[Task directions]: Search the records below for the word "label". Copy each line where it occurs.

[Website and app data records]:
◆ ◆ ◆ ◆ ◆

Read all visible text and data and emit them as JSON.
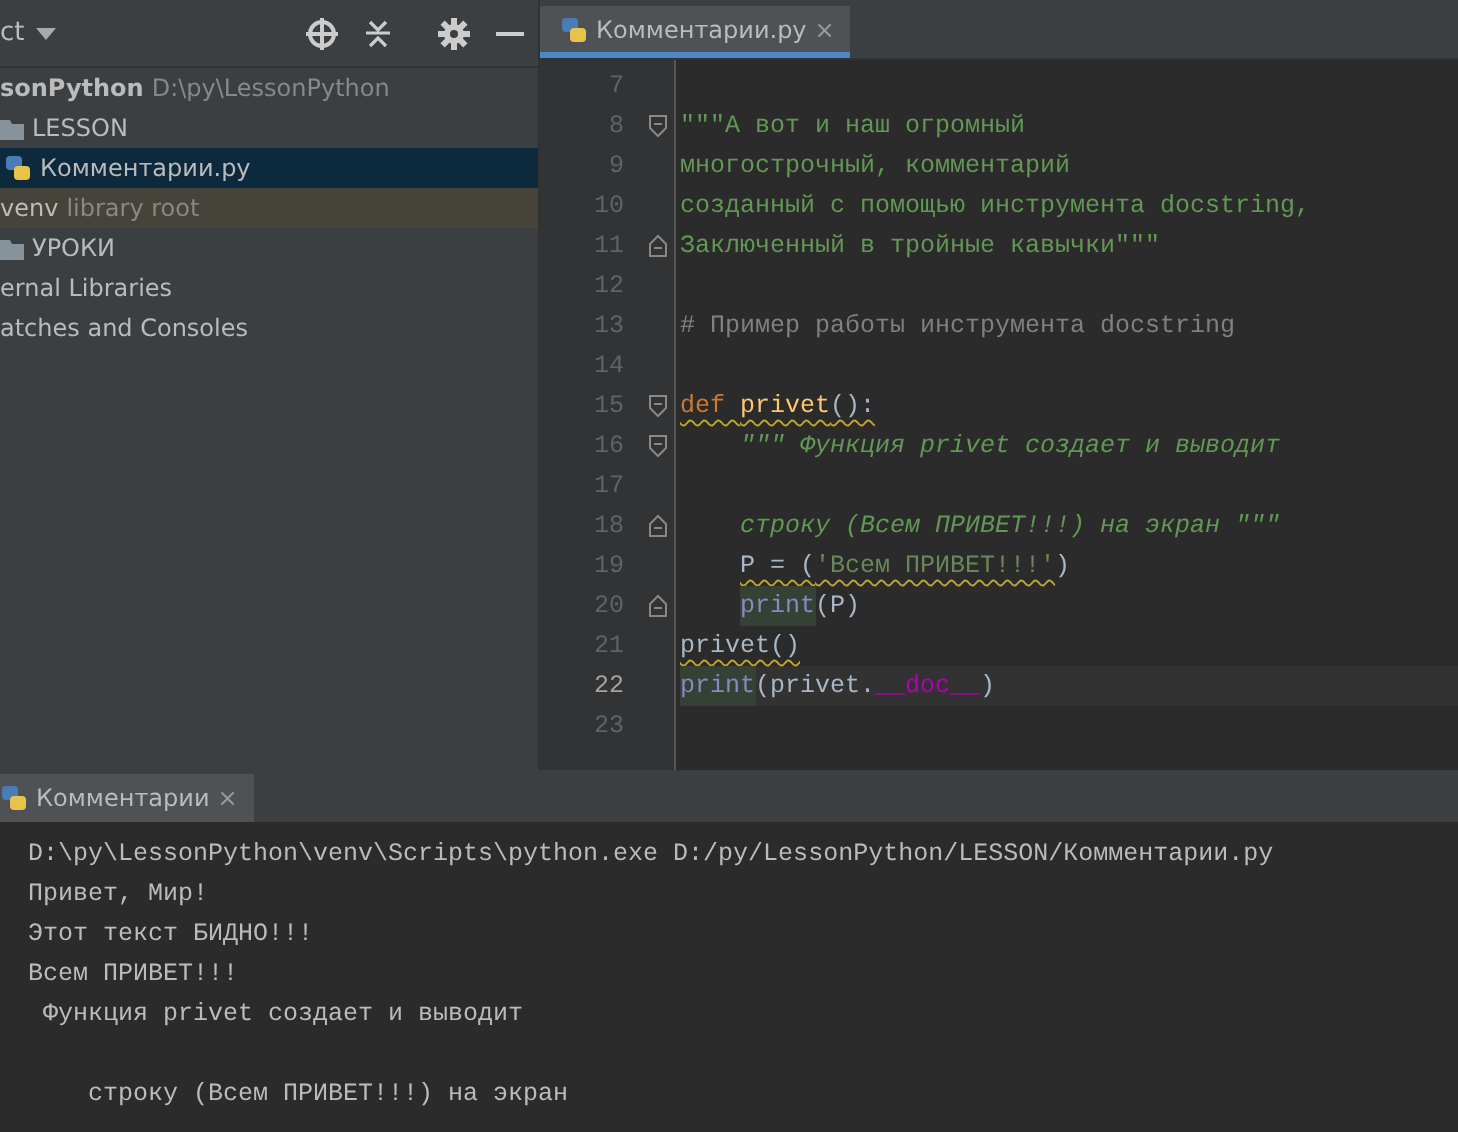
{
  "project_panel": {
    "title": "ct",
    "toolbar": [
      {
        "kind": "locate"
      },
      {
        "kind": "collapse"
      },
      {
        "kind": "settings"
      },
      {
        "kind": "hide"
      }
    ],
    "items": [
      {
        "kind": "project",
        "label": "sonPython",
        "hint": "D:\\py\\LessonPython",
        "selected": false
      },
      {
        "kind": "folder",
        "label": "LESSON",
        "selected": false
      },
      {
        "kind": "file",
        "label": "Комментарии.py",
        "selected": true
      },
      {
        "kind": "library",
        "label": "venv",
        "hint": "library root",
        "selected": false
      },
      {
        "kind": "folder",
        "label": "УРОКИ",
        "selected": false
      },
      {
        "kind": "plain",
        "label": "ernal Libraries",
        "selected": false
      },
      {
        "kind": "plain",
        "label": "atches and Consoles",
        "selected": false
      }
    ]
  },
  "editor": {
    "tabs": [
      {
        "label": "Комментарии.py",
        "close": "×",
        "selected": true
      }
    ],
    "lines": [
      {
        "number": "7"
      },
      {
        "number": "8",
        "fold_start": true,
        "tokens": [
          {
            "kind": "docstring",
            "text": "\"\"\"А вот и наш огромный"
          }
        ]
      },
      {
        "number": "9",
        "tokens": [
          {
            "kind": "docstring",
            "text": "многострочный, комментарий"
          }
        ]
      },
      {
        "number": "10",
        "tokens": [
          {
            "kind": "docstring",
            "text": "созданный с помощью инструмента docstring,"
          }
        ]
      },
      {
        "number": "11",
        "fold_end": true,
        "tokens": [
          {
            "kind": "docstring",
            "text": "Заключенный в тройные кавычки\"\"\""
          }
        ]
      },
      {
        "number": "12"
      },
      {
        "number": "13",
        "tokens": [
          {
            "kind": "comment",
            "text": "# Пример работы инструмента docstring"
          }
        ]
      },
      {
        "number": "14"
      },
      {
        "number": "15",
        "fold_start": true,
        "tokens": [
          {
            "kind": "keyword",
            "text": "def ",
            "warning": true
          },
          {
            "kind": "funcname",
            "text": "privet",
            "warning": true
          },
          {
            "kind": "plain",
            "text": "():",
            "warning": true
          }
        ]
      },
      {
        "number": "16",
        "fold_start": true,
        "indented": true,
        "tokens": [
          {
            "kind": "docitalic",
            "text": "\"\"\" Функция privet создает и выводит"
          }
        ]
      },
      {
        "number": "17"
      },
      {
        "number": "18",
        "fold_end": true,
        "indented": true,
        "tokens": [
          {
            "kind": "docitalic",
            "text": "строку (Всем ПРИВЕТ!!!) на экран \"\"\""
          }
        ]
      },
      {
        "number": "19",
        "indented": true,
        "tokens": [
          {
            "kind": "plain",
            "text": "P = (",
            "warning": true
          },
          {
            "kind": "string",
            "text": "'Всем ПРИВЕТ!!!'",
            "warning": true
          },
          {
            "kind": "plain",
            "text": ")"
          }
        ]
      },
      {
        "number": "20",
        "fold_end": true,
        "indented": true,
        "tokens": [
          {
            "kind": "builtin",
            "text": "print",
            "highlighted": true
          },
          {
            "kind": "plain",
            "text": "(P)"
          }
        ]
      },
      {
        "number": "21",
        "tokens": [
          {
            "kind": "plain",
            "text": "privet()",
            "warning": true
          }
        ]
      },
      {
        "number": "22",
        "current": true,
        "tokens": [
          {
            "kind": "builtin",
            "text": "print",
            "highlighted": true
          },
          {
            "kind": "plain",
            "text": "(privet."
          },
          {
            "kind": "magic",
            "text": "__doc__"
          },
          {
            "kind": "plain",
            "text": ")"
          }
        ]
      },
      {
        "number": "23"
      }
    ]
  },
  "run_panel": {
    "tabs": [
      {
        "label": "Комментарии",
        "close": "×",
        "selected": true
      }
    ],
    "output": [
      {
        "text": "D:\\py\\LessonPython\\venv\\Scripts\\python.exe D:/py/LessonPython/LESSON/Комментарии.py"
      },
      {
        "text": "Привет, Мир!"
      },
      {
        "text": "Этот текст БИДНО!!!"
      },
      {
        "text": "Всем ПРИВЕТ!!!"
      },
      {
        "text": " Функция privet создает и выводит"
      },
      {
        "text": "    строку (Всем ПРИВЕТ!!!) на экран",
        "blank_line_before": true
      }
    ]
  }
}
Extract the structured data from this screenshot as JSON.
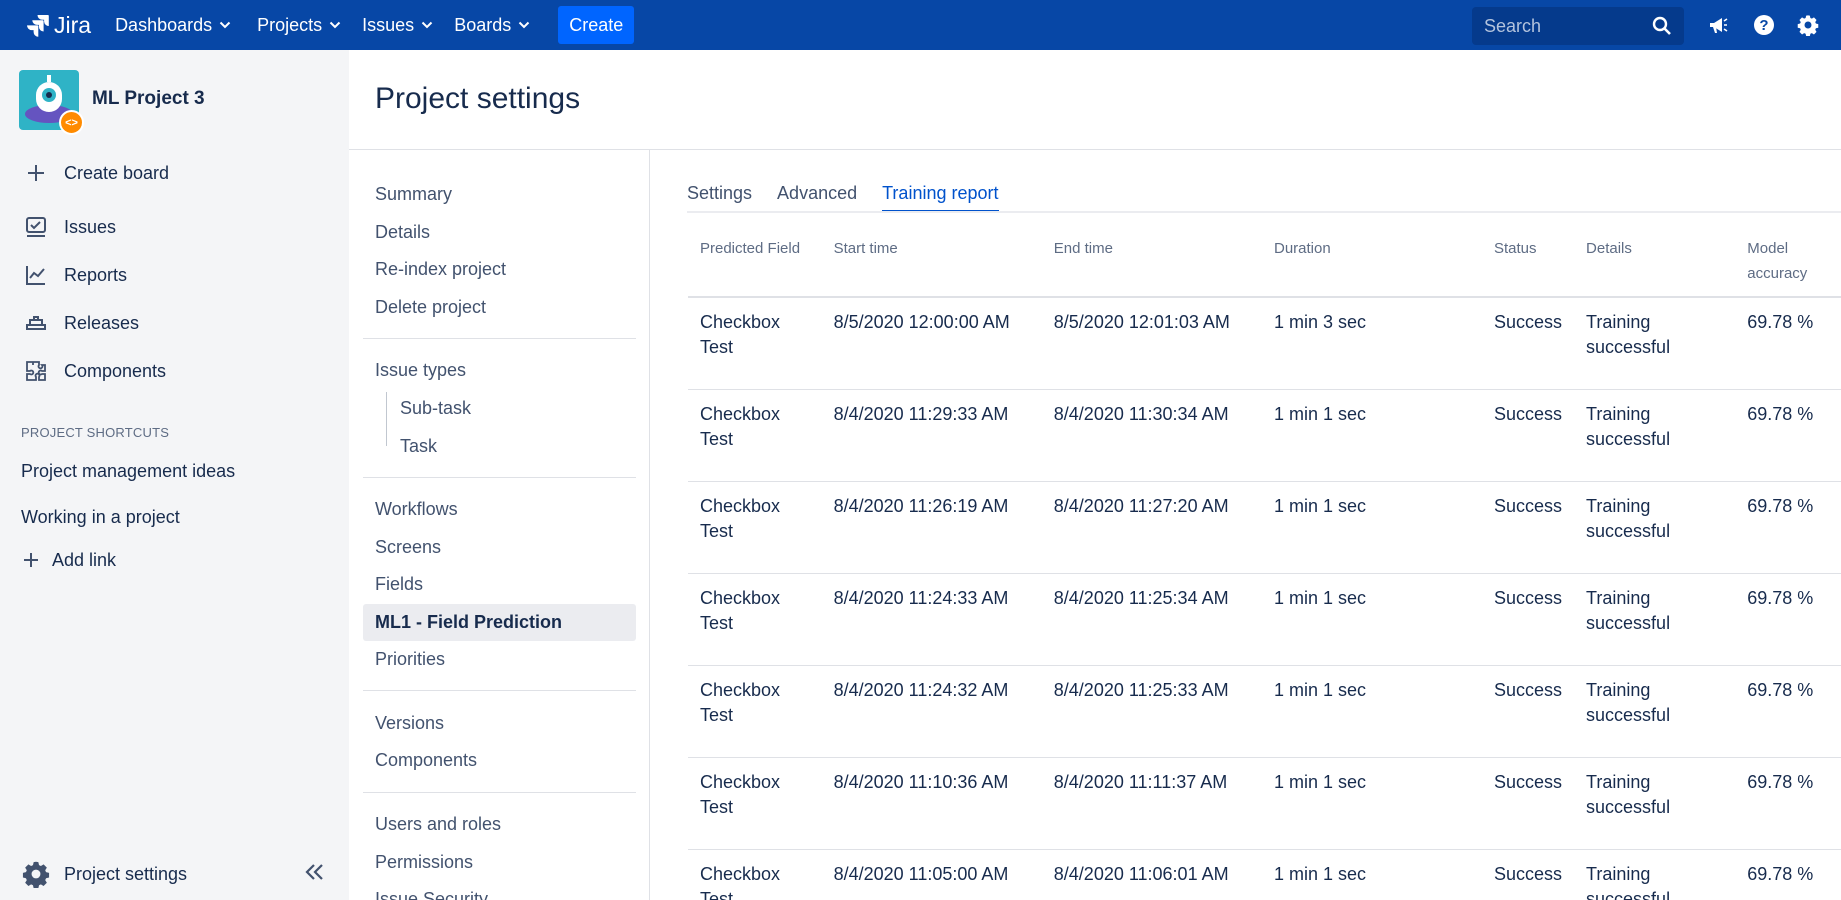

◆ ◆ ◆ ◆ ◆

[Response area]:
        "label": "sonPython",
        "label": "LESSON",
        "label": "Комментарии.py",
        "label": "venv",
        "label": "УРОКИ",
        "label": "ernal Libraries",
        "label": "atches and Consoles",
        "label": "Комментарии.py",
        "label": "Комментарии",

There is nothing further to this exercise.